In some countries, customized sleeper vehicles (as with other heavily modified street cars) may be considered illegal for road use because the car's level of performance is higher than intended by the vehicle manufacturer; if the owner has focused only on straight-line performance, the existing braking, steering, tires, and suspension systems may have been rendered inadequate. The emissions control system (such as intake and exhaust restrictions or the EGR system) is often bypassed or removed entirely in customized sleeper vehicles.

Owners sometimes reduce the evidence that their high-performance car is such by removing characteristic badging and trimmings. Sleeper cars often contain stock body work and wheels found on their less-capable brethren to better blend with other traffic and appear unassuming. Some owners simply like having performance without show, but a more predatory use of the sleeper is in street racing, where it is used to fool an opponent into underestimating a car's performance for the purposes of "hustling". Some have even gone so far as to leave their cars' exteriors banged up and rusting and sometimes even causing additional rusting with the use of battery acid. Often older cars from the 1930s to 1970's could look like restored stockers but with uprated drivetrains, including suspension and brakes as well as engine swaps . These are closely related to resto rods and rat rods.

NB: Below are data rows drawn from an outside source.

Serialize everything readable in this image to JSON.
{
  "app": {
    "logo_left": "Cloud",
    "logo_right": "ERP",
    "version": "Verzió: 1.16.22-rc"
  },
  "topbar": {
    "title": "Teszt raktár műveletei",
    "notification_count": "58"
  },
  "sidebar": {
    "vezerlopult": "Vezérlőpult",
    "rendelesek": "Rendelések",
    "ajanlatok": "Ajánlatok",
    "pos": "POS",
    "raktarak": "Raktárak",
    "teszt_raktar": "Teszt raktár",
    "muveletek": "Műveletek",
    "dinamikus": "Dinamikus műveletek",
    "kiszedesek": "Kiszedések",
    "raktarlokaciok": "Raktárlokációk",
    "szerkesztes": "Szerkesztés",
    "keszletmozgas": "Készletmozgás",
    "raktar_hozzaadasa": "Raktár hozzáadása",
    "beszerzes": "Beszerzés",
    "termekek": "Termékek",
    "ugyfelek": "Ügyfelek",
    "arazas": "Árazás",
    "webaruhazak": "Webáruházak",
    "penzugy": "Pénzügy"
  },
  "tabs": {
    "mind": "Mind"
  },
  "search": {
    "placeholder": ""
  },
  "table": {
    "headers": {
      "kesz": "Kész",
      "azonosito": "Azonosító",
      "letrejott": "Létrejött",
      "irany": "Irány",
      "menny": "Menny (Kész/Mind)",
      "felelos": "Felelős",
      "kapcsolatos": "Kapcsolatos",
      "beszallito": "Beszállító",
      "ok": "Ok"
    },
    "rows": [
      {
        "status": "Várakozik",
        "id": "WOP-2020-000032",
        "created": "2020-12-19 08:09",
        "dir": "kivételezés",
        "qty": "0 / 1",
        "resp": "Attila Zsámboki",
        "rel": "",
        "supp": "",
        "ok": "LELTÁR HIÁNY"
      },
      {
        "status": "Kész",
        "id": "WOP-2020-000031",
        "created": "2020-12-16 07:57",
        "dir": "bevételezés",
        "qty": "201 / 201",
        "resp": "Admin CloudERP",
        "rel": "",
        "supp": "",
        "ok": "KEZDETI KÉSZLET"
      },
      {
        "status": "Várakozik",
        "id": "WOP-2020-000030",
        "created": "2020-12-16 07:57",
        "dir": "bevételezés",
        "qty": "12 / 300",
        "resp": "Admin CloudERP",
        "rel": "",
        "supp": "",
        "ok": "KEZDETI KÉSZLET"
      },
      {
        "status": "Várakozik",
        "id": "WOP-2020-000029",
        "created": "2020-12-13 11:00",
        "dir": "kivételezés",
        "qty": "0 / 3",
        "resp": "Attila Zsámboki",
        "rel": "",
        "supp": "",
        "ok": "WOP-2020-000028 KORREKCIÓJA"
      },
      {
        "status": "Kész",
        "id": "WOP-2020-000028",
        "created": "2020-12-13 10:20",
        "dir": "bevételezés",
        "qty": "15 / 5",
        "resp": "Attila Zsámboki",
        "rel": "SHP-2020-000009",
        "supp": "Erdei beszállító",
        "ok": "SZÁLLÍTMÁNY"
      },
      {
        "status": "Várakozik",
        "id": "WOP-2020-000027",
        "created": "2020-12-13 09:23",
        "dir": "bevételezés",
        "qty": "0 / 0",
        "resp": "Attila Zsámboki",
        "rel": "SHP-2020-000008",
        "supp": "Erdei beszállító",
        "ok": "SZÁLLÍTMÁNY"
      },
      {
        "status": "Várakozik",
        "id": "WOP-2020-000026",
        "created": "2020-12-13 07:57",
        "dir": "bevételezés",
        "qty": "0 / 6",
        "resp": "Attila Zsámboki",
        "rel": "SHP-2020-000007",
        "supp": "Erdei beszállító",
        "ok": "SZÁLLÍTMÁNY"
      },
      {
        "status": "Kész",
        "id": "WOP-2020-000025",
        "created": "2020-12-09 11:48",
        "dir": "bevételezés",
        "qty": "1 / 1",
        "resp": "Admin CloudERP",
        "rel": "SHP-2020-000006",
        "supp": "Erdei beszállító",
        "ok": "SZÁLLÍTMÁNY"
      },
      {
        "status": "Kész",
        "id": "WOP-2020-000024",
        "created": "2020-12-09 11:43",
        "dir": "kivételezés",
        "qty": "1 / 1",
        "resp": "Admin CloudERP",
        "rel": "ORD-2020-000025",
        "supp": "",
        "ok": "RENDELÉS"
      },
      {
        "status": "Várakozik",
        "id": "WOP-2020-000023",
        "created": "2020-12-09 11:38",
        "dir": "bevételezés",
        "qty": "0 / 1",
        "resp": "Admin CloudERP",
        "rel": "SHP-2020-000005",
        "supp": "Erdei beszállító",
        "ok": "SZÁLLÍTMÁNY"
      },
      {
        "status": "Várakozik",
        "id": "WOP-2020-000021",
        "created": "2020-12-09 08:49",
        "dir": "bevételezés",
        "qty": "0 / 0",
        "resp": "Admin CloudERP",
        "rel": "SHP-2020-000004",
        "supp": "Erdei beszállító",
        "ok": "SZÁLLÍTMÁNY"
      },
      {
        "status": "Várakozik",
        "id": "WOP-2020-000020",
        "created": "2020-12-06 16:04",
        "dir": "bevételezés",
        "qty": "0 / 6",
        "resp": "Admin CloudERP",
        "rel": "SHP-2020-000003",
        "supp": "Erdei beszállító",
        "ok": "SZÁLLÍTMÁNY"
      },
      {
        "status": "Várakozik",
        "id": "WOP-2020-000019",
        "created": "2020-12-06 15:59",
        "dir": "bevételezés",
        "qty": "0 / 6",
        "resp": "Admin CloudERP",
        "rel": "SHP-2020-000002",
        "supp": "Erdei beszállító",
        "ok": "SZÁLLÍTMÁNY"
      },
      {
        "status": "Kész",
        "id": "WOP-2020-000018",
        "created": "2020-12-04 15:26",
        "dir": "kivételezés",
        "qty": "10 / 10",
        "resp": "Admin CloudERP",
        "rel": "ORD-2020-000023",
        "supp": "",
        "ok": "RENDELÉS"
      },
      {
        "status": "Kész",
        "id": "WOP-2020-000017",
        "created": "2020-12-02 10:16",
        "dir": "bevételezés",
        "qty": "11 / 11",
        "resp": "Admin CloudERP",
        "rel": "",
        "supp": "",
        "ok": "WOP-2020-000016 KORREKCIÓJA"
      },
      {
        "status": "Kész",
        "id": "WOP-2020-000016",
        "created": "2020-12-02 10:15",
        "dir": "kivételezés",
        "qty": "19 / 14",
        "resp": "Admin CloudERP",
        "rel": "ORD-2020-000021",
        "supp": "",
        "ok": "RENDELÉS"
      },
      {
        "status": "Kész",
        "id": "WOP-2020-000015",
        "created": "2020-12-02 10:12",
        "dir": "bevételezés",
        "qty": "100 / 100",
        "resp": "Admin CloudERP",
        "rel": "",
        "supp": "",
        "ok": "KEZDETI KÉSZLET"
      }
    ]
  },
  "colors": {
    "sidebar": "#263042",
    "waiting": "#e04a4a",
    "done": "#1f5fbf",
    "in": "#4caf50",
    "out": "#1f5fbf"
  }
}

Sometimes sleepers will be cheaper to insure when compared to an equally fast sports car, but some insurance companies may refuse insurance to owners of heavily modified vehicles. Successfully and intentionally performing this feat may be considered insurance fraud.[citation needed]

See also[edit]


  1. ^ Rodrez. "1994 Honda Accord EX - Sleepers: A Modern Day Wolf In Sheep's Clothing". Honda Tuning Magazine. 2010-09-07. Retrieved 2011-05-25. 
  2. ^ "Sport Compact Car Terms & Phrases - Information". Modified. Retrieved 2011-05-25. 
  3. ^ Robert Genat. Chevrolet SS. MotorBooks International. pp. 59–. ISBN 978-1-61060-862-6. 
  4. ^ Motorcycle Mechanics, July 1964, p.3. To deter or detect? "If you drive down the A20 between London and Maidstone, keep a careful eye on the four–wheel boys ... Because there are several police patrols in the area disguised as normal vehicles. Watch out particularly for a black daimler SP250 sports car and a green Farina A40 ... I've no doubt that these police 'Q-cars'—the Daimler particularly—pick up dozens of offenders every day ... Everyone concerned in any way with motoring should clamour against 'Q-cars' and hidden radar traps, too." Accessed 2014-02-16
  5. ^ Hasson, Randy (April 2010). "Hybrid How-To: CB/CD (4G/5G) Accord Chassis with H22 Engine". Modified. Retrieved 2011-05-25.